It has become fashionable among some to denounce football as barbaric and gladiatorial. Author Malcolm Gladwell has repeatedly called for colleges to drop their college football teams and has asserted that it is barbarism akin to dog fighting. Professor of law at Northeastern University, Roger I. Abrams, asks regarding football, “Should we accept this gladiatorial combat as our national pastime?” Such critics must be watching a different game than the one so many of us enjoy each weekend in the fall.
A recognition of dignity
Baseball is my favorite sport, but football certainly holds a special place in my affections. I was raised in Alabama, the buckle of the SEC football belt. In the southeast, football has taken on a mythic quality. Football Saturdays are not just games; they are cultural events similar to a massive family reunion. The pageantry and rootedness of cheering for the local school you identify with is a contemporary reflection of southern agrarian rootedness. Auburn University historian Wayne Flynt contends that in the post-reconstruction era “football offered southern men a chance to assert their masculinity and the South’s physical supremacy short of actually taking up arms” (Keeping the Faith: Ordinary People, Extraordinary Lives).

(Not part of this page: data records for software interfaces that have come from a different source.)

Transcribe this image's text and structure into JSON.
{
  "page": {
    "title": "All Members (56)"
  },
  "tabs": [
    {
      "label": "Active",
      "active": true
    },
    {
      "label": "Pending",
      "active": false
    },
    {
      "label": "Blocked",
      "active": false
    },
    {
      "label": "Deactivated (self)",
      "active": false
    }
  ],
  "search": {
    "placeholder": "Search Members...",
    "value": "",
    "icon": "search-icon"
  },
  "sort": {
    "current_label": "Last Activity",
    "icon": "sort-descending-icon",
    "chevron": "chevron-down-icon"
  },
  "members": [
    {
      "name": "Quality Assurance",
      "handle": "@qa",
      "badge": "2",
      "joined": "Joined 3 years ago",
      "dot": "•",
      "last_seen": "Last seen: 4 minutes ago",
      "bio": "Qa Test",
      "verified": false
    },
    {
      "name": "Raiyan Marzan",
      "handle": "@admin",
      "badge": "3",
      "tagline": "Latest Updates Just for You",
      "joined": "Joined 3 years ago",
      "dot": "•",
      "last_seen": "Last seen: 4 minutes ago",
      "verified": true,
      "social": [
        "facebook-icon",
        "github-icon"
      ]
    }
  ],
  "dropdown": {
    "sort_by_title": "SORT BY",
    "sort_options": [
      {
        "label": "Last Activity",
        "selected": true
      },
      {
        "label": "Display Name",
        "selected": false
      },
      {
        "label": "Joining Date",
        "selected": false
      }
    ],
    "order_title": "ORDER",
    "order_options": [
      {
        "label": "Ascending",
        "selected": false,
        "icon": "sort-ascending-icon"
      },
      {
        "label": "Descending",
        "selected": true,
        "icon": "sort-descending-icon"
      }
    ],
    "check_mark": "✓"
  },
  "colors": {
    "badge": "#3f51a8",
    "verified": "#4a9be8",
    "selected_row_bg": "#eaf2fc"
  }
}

Far from being an example of barbaric gladiatorial culture, I think the beautiful and awe-inspiring controlled aggression of football is an example of the value of humanity. Sociologist of religion, Rodney Stark, has written extensively on the reasons for the spread of Christianity. Stark explains, “Perhaps, above all else, Christianity brought a new conception of humanity to a world saturated with capricious cruelty and the vicarious love of death. . . . Finally, what Christianity gave to its converts was nothing less than their humanity. In this sense virtue was its own reward” (The Rise of Christianity).

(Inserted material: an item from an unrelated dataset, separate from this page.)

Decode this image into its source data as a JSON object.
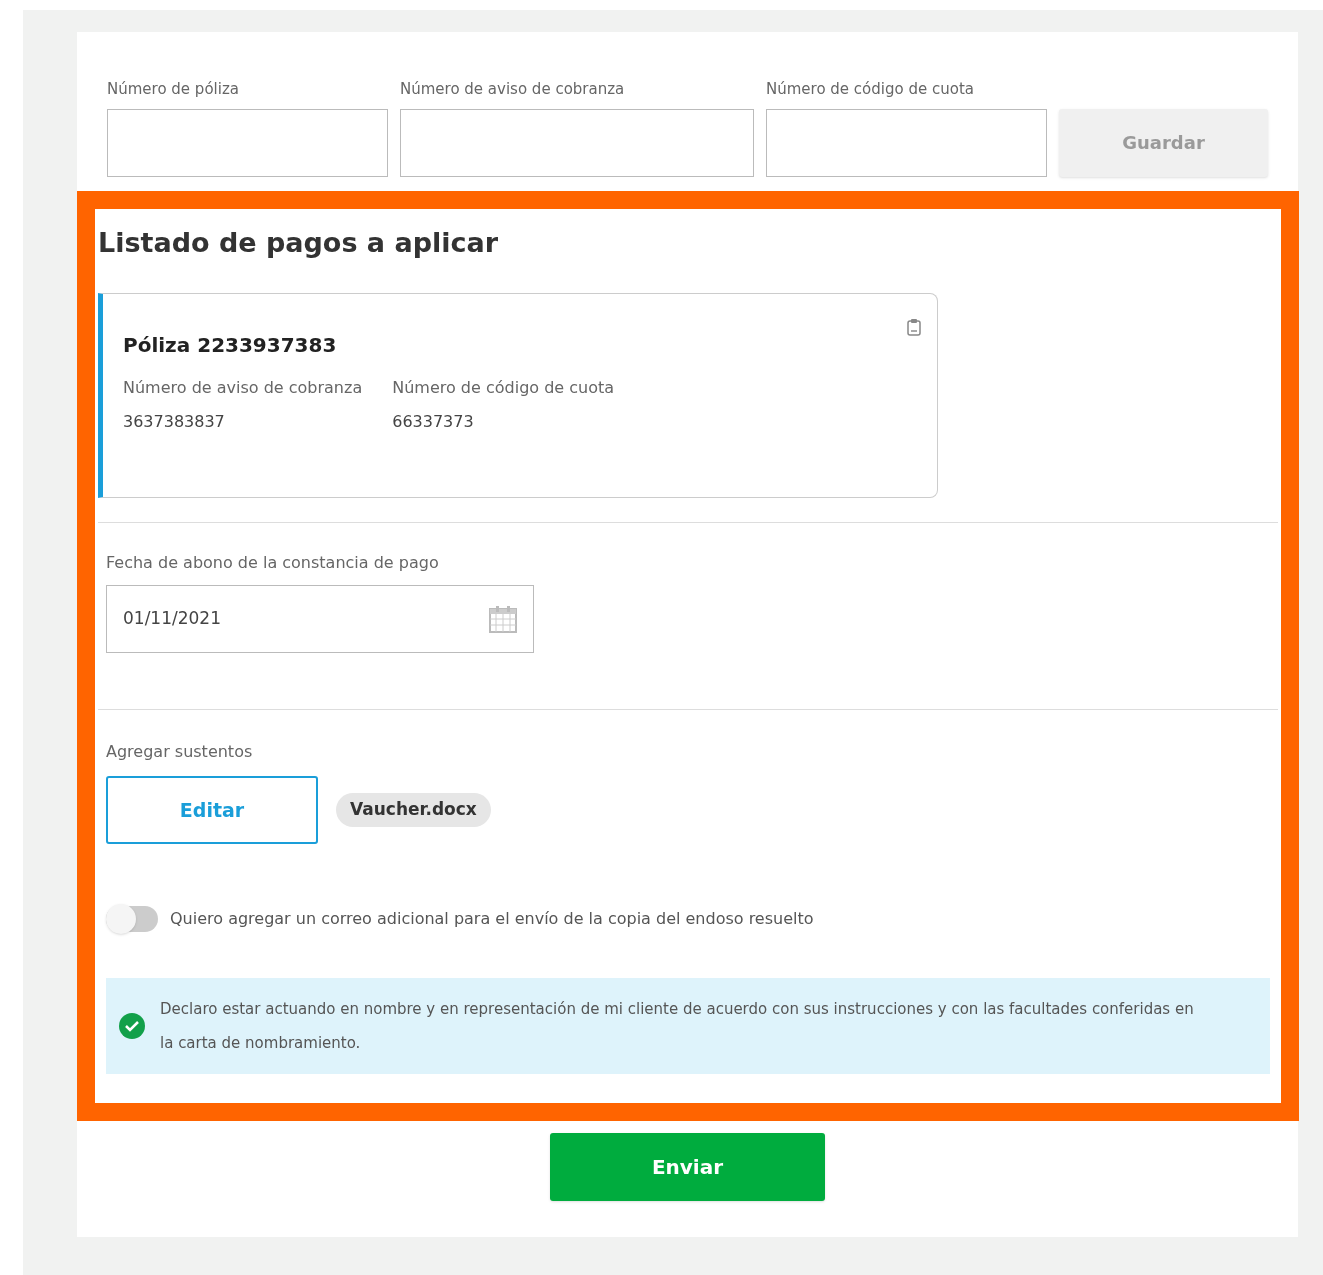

In an interview with Touchstone magazine, Stark was asked to explain what he meant by his assertion that “what Christianity gave to its converts was nothing less than their humanity.” He responded by explaining Christianity’s influence in restoring humanity by condemning the bloodthirsty gladiatorial culture of the era:
If you look at the Roman world, you have to question whether half the people had any humanity. Going to the arena to enjoy watching people tortured and killed doesn’t strike me as healthy. I’m a big football fan, and I see that, when some player gets hurt, they bring out an ambulance and the doctors take twenty minutes to get him off the field. They don’t want people hurt out there. But these people did. They’d shout, “Shake him! Jump up and down on him!”

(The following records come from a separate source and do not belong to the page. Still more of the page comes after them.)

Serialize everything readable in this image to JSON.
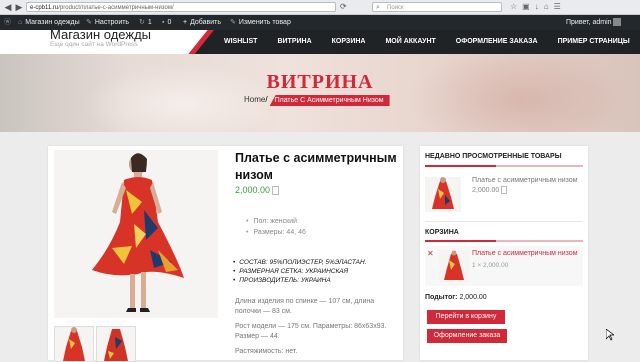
{
  "browser": {
    "url_host": "e-cpb11.ru",
    "url_path": "/product/платье-с-асимметричным-низом/",
    "search_placeholder": "Поиск",
    "back_icon": "back-arrow-icon",
    "forward_icon": "forward-arrow-icon"
  },
  "admin_bar": {
    "site_name": "Магазин одежды",
    "customize": "Настроить",
    "updates": "1",
    "comments": "0",
    "add_new": "Добавить",
    "edit": "Изменить товар",
    "greeting": "Привет, admin"
  },
  "header": {
    "site_title": "Магазин одежды",
    "tagline": "Еще один сайт на WordPress",
    "menu": [
      "WISHLIST",
      "ВИТРИНА",
      "КОРЗИНА",
      "МОЙ АККАУНТ",
      "ОФОРМЛЕНИЕ ЗАКАЗА",
      "ПРИМЕР СТРАНИЦЫ"
    ]
  },
  "hero": {
    "title": "ВИТРИНА",
    "breadcrumb_home": "Home",
    "breadcrumb_sep": "/",
    "breadcrumb_current": "Платье С Асимметричным Низом"
  },
  "product": {
    "title": "Платье с асимметричным низом",
    "price": "2,000.00",
    "attributes": [
      "Пол: женский",
      "Размеры: 44, 46"
    ],
    "features": [
      "СОСТАВ: 95%ПОЛИЭСТЕР, 5%ЭЛАСТАН.",
      "РАЗМЕРНАЯ СЕТКА: УКРАИНСКАЯ",
      "ПРОИЗВОДИТЕЛЬ: УКРАИНА"
    ],
    "description": [
      "Длина изделия по спинке — 107 см, длина полочки — 83 см.",
      "Рост модели — 175 см. Параметры: 86х63х93. Размер — 44.",
      "Растяжимость: нет."
    ]
  },
  "sidebar": {
    "recent_title": "НЕДАВНО ПРОСМОТРЕННЫЕ ТОВАРЫ",
    "recent_item_name": "Платье с асимметричным низом",
    "recent_item_price": "2,000.00",
    "cart_title": "КОРЗИНА",
    "cart_item_name": "Платье с асимметричным низом",
    "cart_item_qty": "1 × 2,000.00",
    "subtotal_label": "Подытог:",
    "subtotal_value": "2,000.00",
    "view_cart_button": "Перейти в корзину",
    "checkout_button": "Оформление заказа"
  },
  "colors": {
    "accent": "#d0293a",
    "admin_bar": "#23282d",
    "header": "#1f2326",
    "price": "#3c9d3c"
  }
}
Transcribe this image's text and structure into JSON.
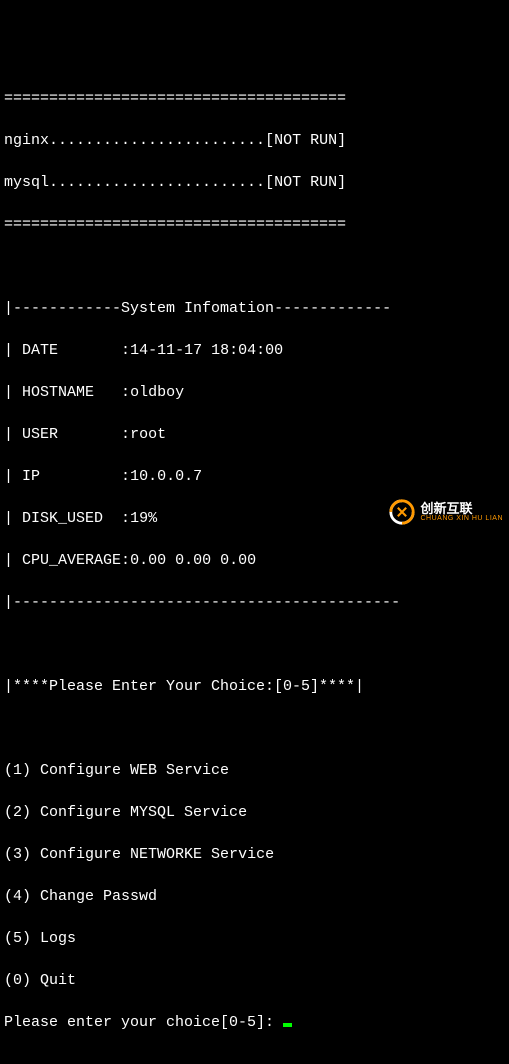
{
  "divider": "======================================",
  "services": [
    {
      "name": "nginx",
      "dots": "........................",
      "status": "[NOT RUN]"
    },
    {
      "name": "mysql",
      "dots": "........................",
      "status": "[NOT RUN]"
    }
  ],
  "sysinfo": {
    "title": "System Infomation",
    "left_dash": "|------------",
    "right_dash": "-------------",
    "rows": [
      {
        "label": "DATE",
        "pad": "       ",
        "value": "14-11-17 18:04:00"
      },
      {
        "label": "HOSTNAME",
        "pad": "   ",
        "value": "oldboy"
      },
      {
        "label": "USER",
        "pad": "       ",
        "value": "root"
      },
      {
        "label": "IP",
        "pad": "         ",
        "value": "10.0.0.7"
      },
      {
        "label": "DISK_USED",
        "pad": "  ",
        "value": "19%"
      },
      {
        "label": "CPU_AVERAGE",
        "pad": "",
        "value": "0.00 0.00 0.00"
      }
    ],
    "bottom_dash": "|-------------------------------------------"
  },
  "choice_header": "|****Please Enter Your Choice:[0-5]****|",
  "menu": [
    {
      "num": "(1)",
      "label": "Configure WEB Service"
    },
    {
      "num": "(2)",
      "label": "Configure MYSQL Service"
    },
    {
      "num": "(3)",
      "label": "Configure NETWORKE Service"
    },
    {
      "num": "(4)",
      "label": "Change Passwd"
    },
    {
      "num": "(5)",
      "label": "Logs"
    },
    {
      "num": "(0)",
      "label": "Quit"
    }
  ],
  "prompt": "Please enter your choice[0-5]: ",
  "watermark": {
    "cn": "创新互联",
    "en": "CHUANG XIN HU LIAN"
  }
}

It was a new idea. Among the pagans, you get the sense that no one took care of anyone else except in the tribal way. It’s what we’re seeing today in the Balkans—you take care of your brothers, and you kill everybody else. Christianity told the Greco-Roman world that the definition of “brother” has got to be a lot broader. There are some things you owe to any living human being.
A rejection of gratuitous violence
Modern American football is not a contemporary expression of a gladiatorial culture thirsty for gratuitous violence—it is the repudiation of it. Football is a potentially violent sport, but the point of football is not violence or injury of the opponent. As Herm Edwards has said, “You play to win the game.” Football games are won with power and finesse. It is a physically demanding game that will certainly result in occasional injuries, some of which will be serious, but over the years football has been willing to reform in countless ways that have made it safer while not destroying the essence of the manly game. Football also penalizes those who corrupt the game by intentionally attempting to injure an opponent.
As a former high school football coach, I witnessed players injured on the field and have consistently seen players on the opposing team show concern and even gather and pray for the injured athlete. Now as a father watching my own son play high school football, I have observed the same recognition of humanity on the football field. I have been in Bryant-Denny stadium with 90,000 rabid Alabama football fans and have heard the frenzied crowd fall immediately silent when a player was on the field injured. Comparing modern American football to barbaric gladiatorial culture is misguided at best and outright deceitful at worst.
A noble game
Amos Alonzo Stagg was one of the greatest coaches in the history of college football and a devoted Christian who was initially headed for the pastorate. He coached football at a time when the game was far more brutal than today’s version of the game. Stagg said, “To me, the coaching profession is one of the noblest and most far-reaching in building manhood . . . Winning isn’t worthwhile unless one has something finer and nobler behind it.” Collin Hansen writes that Stagg placed “athletics within the eternal narrative of Christ and his church” and that he had a “vision for football's ability to impart virtue to its participants.” Hansen explains, “Stagg saw in every missed field goal a test of faith, in every tussle at the line of scrimmage the fire of character maturation.”
Stark, a sociologist, and Stagg, a football coach, both have seen and celebrated the humanity of the rugged game of football, and you should too. Football has always had its critics. In the early portion of the 20th century, president Theodore Roosevelt referred to such people as mollycoddles. Do not allow 21st century mollycoddles to steal your enjoyment of the pageantry and excitement of football this season. Be inspired by the honed physical gifts and determination of those who participate in a disciplined, majestic sport that fuses ballet-like choreography with brute power and force. Ask yourself, what parallels you can glean to help you think about your own spiritual life or the discipleship of your children. And thank God for the humanity of football.